PROBLEM REQUIREMENTS: Tally the lines below that hold the string "placeholder", and report the tally by itself.

-------------------------

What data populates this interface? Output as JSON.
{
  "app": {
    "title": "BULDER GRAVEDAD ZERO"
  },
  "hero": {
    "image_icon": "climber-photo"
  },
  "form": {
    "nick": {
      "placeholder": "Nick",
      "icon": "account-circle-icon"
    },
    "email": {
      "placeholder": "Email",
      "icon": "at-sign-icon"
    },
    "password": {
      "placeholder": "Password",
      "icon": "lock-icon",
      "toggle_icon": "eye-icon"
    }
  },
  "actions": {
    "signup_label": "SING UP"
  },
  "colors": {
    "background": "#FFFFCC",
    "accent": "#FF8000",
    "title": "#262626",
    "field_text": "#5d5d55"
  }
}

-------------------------

RESPONSE TO THIS EXERCISE: 3